- Directions -
Which lines below mention "time"? Pick each one out.

Dataset content START

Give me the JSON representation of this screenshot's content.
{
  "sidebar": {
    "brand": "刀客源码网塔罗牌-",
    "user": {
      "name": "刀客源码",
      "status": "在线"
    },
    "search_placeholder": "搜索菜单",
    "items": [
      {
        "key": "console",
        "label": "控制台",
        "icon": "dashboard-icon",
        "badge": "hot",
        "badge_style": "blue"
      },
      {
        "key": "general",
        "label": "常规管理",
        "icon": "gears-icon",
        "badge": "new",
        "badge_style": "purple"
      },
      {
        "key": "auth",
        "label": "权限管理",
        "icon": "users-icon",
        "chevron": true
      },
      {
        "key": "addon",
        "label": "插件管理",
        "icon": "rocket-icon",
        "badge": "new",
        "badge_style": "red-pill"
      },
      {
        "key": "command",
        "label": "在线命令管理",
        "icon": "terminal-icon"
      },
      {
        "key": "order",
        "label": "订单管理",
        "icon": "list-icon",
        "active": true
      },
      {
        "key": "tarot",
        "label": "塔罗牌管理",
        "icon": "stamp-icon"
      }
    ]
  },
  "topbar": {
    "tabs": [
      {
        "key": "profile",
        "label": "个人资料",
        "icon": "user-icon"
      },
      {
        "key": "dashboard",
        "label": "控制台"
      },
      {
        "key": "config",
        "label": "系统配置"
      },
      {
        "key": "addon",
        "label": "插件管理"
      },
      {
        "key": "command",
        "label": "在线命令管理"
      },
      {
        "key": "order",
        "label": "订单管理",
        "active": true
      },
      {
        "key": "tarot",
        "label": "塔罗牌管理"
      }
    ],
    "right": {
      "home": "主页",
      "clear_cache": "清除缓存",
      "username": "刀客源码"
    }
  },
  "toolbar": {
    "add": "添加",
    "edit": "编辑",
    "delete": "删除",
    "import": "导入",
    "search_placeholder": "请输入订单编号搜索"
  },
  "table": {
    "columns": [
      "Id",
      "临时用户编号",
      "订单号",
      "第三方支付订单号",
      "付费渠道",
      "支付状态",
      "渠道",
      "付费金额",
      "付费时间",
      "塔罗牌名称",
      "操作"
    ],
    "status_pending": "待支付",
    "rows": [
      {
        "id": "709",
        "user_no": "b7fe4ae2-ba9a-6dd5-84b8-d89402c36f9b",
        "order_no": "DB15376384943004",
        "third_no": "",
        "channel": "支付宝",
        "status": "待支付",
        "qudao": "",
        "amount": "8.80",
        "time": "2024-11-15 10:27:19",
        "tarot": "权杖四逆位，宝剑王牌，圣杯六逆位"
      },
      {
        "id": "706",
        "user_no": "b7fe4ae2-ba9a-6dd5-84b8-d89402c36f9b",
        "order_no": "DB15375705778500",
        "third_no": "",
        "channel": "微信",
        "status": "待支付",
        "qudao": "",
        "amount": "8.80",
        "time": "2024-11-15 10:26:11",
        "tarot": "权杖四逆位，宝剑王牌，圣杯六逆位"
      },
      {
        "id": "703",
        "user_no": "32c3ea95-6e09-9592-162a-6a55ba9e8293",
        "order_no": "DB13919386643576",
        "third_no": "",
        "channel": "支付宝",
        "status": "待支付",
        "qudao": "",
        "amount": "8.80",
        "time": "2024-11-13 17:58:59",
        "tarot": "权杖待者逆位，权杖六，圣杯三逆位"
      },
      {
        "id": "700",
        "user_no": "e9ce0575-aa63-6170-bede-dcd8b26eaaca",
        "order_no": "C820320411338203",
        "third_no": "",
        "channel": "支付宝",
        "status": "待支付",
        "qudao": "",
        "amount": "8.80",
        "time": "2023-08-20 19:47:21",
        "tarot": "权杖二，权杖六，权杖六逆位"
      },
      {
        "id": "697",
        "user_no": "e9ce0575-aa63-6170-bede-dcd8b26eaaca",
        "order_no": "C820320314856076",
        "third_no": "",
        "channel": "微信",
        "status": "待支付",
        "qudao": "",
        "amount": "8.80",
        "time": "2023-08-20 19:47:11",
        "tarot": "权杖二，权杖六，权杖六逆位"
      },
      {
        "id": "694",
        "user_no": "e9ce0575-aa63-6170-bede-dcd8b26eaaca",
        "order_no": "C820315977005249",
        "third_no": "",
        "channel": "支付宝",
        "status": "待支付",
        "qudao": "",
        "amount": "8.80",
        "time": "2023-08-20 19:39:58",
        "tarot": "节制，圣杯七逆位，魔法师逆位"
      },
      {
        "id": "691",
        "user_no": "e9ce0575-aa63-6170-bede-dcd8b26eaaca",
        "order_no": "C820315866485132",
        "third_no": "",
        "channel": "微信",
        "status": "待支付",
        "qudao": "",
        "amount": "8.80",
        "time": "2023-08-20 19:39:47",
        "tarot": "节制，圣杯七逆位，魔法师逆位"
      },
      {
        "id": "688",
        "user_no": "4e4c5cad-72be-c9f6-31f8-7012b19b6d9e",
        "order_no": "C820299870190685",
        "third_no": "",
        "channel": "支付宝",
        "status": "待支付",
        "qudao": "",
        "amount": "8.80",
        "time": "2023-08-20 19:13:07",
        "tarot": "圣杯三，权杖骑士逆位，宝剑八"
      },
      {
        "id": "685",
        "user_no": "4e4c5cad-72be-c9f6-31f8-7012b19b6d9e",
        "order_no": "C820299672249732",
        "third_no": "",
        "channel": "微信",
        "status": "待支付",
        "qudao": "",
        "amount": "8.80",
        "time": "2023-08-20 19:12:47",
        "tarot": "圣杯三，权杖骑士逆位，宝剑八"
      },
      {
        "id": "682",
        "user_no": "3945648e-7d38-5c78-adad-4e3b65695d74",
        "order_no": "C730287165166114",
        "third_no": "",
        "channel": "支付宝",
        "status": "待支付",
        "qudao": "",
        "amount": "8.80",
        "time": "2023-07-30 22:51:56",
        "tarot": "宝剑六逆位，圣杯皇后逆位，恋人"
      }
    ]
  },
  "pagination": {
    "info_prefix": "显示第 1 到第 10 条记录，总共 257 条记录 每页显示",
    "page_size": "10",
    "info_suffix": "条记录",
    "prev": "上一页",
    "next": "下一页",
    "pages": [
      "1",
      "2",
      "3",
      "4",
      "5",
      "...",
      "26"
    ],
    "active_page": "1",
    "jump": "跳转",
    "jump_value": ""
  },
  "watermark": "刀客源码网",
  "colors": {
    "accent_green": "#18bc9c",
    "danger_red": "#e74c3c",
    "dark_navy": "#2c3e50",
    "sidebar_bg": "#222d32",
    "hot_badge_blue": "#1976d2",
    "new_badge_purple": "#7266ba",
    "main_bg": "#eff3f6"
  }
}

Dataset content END

- Exercise response -
        "time": "2024-11-15 10:27:19",
        "time": "2024-11-15 10:26:11",
        "time": "2024-11-13 17:58:59",
        "time": "2023-08-20 19:47:21",
        "time": "2023-08-20 19:47:11",
        "time": "2023-08-20 19:39:58",
        "time": "2023-08-20 19:39:47",
        "time": "2023-08-20 19:13:07",
        "time": "2023-08-20 19:12:47",
        "time": "2023-07-30 22:51:56",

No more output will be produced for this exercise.